**Work to be completed:**
Below are some records. Pull every line that contains the word "credited".

[Stored data entries]
------------
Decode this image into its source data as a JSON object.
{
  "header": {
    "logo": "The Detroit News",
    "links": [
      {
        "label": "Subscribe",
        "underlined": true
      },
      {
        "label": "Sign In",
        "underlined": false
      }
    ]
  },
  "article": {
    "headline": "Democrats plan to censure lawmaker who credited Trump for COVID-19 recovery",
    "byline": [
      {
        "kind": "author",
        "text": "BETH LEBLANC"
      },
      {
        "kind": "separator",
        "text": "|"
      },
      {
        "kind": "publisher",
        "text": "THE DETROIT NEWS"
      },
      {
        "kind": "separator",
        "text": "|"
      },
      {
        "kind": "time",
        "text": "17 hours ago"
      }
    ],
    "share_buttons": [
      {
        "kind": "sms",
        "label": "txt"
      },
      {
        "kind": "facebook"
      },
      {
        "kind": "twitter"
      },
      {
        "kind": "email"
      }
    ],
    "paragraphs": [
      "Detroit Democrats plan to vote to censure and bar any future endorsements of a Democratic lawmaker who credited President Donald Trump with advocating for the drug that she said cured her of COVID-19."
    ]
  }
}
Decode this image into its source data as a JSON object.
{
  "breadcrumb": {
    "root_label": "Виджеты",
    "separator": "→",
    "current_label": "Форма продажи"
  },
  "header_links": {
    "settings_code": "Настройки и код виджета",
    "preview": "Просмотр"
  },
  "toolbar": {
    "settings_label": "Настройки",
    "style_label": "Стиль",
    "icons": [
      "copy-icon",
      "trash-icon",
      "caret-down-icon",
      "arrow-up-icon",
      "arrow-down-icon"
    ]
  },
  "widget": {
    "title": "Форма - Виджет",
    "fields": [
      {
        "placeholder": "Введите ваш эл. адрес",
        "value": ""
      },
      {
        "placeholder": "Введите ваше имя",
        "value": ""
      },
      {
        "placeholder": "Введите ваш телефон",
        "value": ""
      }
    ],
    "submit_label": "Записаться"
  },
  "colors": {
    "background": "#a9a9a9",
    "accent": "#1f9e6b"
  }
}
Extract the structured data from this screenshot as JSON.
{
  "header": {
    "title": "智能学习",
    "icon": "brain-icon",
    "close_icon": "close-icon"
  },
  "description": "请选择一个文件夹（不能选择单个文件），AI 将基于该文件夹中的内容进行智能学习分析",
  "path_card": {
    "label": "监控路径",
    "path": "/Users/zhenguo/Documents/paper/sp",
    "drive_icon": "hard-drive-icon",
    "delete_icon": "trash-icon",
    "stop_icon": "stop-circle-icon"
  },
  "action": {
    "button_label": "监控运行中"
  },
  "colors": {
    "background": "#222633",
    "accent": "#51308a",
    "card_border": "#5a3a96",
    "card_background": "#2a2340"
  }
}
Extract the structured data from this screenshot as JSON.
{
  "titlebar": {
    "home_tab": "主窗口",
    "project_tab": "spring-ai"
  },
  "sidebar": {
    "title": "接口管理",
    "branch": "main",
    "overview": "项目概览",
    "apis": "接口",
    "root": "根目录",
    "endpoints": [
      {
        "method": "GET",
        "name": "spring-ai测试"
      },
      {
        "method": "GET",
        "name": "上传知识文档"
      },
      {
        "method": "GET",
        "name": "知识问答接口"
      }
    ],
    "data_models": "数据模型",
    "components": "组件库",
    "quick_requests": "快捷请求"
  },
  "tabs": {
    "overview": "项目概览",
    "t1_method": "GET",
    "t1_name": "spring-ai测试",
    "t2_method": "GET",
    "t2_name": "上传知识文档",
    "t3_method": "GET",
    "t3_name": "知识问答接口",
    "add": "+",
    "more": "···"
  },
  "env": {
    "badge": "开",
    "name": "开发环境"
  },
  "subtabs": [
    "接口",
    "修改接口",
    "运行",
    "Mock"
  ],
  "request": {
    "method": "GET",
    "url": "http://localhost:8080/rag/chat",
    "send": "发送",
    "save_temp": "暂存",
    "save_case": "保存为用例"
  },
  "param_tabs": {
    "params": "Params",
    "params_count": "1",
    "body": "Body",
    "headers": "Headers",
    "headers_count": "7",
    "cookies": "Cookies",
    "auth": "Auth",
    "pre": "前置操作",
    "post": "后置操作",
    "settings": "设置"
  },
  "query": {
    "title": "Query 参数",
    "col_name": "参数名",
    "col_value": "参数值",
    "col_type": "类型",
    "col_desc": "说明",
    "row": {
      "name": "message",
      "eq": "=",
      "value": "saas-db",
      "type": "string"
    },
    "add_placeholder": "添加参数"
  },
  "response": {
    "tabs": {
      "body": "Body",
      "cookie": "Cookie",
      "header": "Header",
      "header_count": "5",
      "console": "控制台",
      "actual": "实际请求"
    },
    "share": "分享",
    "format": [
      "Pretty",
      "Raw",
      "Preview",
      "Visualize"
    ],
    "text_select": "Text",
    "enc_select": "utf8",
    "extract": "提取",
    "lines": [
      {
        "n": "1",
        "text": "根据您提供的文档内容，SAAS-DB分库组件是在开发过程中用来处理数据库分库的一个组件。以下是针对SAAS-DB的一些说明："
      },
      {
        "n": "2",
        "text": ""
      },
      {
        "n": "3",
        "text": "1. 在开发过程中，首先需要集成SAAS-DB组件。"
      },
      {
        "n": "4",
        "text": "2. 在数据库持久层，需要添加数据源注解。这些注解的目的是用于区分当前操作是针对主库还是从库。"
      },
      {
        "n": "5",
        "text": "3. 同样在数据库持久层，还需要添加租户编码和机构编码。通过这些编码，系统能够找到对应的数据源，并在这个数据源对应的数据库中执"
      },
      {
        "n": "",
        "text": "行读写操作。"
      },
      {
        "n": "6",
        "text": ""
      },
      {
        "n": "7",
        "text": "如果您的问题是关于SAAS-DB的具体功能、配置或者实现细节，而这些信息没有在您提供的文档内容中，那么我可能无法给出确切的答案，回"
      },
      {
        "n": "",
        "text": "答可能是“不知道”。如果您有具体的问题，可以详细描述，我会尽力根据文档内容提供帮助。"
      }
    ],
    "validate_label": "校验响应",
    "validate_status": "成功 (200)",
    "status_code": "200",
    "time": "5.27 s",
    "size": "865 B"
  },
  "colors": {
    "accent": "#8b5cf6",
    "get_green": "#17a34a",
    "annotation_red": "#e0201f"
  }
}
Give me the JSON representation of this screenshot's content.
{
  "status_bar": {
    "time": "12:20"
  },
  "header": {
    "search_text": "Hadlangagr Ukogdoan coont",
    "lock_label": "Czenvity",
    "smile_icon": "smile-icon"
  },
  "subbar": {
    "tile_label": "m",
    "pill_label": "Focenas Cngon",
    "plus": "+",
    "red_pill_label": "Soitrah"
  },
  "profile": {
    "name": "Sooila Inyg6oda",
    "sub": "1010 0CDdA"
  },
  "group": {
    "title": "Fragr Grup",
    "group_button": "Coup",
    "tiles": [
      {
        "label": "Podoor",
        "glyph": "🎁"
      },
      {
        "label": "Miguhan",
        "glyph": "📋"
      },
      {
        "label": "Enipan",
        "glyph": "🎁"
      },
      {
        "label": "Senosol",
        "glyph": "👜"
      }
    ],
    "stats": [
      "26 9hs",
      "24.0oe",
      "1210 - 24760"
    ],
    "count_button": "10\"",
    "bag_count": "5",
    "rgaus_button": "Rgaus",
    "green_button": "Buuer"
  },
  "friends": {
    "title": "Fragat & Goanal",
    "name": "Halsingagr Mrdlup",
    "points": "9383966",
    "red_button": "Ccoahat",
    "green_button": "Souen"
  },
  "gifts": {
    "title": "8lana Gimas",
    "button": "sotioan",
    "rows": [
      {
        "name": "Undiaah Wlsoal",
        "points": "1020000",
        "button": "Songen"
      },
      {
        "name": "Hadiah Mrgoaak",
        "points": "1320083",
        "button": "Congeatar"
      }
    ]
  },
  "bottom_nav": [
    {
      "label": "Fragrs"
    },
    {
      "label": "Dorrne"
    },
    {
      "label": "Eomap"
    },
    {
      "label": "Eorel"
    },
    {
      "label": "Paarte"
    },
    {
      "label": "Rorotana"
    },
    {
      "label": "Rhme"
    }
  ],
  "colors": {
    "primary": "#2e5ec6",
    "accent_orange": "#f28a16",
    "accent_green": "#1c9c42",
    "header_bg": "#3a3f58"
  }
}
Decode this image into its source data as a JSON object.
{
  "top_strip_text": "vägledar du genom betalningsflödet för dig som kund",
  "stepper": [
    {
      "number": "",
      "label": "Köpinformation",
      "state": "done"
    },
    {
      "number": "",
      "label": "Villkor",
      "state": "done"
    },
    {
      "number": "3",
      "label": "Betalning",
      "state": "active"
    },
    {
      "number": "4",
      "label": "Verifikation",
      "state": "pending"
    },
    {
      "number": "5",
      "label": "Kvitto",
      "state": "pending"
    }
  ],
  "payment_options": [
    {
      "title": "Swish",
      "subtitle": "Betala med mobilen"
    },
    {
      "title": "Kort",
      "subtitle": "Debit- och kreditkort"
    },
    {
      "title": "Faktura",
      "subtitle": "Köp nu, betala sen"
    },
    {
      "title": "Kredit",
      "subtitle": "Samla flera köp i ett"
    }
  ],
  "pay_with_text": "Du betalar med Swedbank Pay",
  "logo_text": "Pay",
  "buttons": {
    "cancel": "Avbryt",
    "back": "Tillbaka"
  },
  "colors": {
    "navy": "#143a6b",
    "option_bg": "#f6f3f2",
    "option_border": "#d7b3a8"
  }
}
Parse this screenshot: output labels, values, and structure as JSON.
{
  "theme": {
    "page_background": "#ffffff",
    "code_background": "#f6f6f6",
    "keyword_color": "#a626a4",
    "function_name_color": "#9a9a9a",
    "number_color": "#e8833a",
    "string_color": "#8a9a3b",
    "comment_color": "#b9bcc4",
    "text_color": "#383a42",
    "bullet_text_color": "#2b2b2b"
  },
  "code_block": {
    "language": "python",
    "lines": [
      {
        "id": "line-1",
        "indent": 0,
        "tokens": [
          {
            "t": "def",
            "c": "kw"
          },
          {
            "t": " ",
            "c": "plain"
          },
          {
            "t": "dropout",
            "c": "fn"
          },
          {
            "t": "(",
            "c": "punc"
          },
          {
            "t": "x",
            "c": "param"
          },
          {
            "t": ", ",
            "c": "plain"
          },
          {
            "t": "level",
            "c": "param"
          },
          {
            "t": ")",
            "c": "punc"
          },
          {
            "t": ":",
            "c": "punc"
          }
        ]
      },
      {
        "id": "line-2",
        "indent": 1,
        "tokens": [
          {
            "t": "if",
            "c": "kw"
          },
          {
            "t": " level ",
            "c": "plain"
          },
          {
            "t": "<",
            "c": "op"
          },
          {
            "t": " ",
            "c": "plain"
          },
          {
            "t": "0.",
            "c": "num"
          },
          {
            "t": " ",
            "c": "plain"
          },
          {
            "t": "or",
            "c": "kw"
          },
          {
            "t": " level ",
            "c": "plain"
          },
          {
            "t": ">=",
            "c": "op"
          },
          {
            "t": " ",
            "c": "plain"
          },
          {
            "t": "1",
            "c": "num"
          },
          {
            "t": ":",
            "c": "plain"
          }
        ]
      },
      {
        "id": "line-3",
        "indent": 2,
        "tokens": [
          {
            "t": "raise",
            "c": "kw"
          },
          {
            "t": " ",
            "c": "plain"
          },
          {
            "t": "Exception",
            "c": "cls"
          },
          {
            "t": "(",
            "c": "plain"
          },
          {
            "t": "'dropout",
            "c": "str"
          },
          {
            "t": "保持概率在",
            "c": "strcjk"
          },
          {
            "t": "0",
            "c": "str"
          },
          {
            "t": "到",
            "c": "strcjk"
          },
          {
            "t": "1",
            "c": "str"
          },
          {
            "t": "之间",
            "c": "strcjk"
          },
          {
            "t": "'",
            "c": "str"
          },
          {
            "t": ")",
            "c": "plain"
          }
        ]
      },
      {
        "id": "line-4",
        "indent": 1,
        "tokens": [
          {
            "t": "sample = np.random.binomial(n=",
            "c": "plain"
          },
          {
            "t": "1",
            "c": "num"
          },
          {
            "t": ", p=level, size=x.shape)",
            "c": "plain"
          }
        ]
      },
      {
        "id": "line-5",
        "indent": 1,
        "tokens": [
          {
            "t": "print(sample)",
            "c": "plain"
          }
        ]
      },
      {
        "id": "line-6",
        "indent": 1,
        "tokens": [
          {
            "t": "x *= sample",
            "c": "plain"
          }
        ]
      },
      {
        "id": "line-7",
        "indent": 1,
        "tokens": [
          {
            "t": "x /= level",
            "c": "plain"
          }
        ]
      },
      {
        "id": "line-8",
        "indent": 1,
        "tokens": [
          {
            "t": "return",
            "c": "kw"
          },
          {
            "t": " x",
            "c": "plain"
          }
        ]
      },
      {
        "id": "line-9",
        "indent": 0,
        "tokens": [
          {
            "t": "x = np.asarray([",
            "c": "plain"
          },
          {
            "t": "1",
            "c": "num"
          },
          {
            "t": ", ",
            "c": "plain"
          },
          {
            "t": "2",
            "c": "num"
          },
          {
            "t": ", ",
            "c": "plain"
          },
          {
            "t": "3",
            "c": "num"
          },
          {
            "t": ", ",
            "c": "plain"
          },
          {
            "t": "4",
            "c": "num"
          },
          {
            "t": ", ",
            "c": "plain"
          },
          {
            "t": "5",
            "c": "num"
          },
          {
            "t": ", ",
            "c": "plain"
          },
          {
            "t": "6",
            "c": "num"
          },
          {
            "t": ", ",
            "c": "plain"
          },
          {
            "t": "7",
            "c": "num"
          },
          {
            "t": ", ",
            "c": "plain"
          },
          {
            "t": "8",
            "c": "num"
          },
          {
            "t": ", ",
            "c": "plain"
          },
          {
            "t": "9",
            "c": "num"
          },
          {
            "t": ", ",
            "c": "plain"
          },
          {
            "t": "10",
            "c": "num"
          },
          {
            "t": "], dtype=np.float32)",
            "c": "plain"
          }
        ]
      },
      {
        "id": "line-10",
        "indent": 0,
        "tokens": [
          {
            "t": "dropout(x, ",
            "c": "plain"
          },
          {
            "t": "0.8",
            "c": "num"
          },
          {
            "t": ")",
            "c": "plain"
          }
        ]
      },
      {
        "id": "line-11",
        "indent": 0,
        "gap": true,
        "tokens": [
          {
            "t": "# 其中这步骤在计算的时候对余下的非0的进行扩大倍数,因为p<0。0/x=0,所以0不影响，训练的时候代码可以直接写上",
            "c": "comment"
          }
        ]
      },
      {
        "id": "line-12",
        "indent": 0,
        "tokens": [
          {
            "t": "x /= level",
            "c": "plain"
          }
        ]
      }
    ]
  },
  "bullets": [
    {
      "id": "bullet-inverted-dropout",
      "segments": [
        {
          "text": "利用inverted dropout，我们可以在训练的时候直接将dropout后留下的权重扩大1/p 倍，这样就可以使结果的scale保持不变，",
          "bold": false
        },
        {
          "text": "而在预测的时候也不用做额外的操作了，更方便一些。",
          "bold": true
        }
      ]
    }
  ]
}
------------
**Solution:**
    "headline": "Democrats plan to censure lawmaker who credited Trump for COVID-19 recovery",
      "Detroit Democrats plan to vote to censure and bar any future endorsements of a Democratic lawmaker who credited President Donald Trump with advocating for the drug that she said cured her of COVID-19."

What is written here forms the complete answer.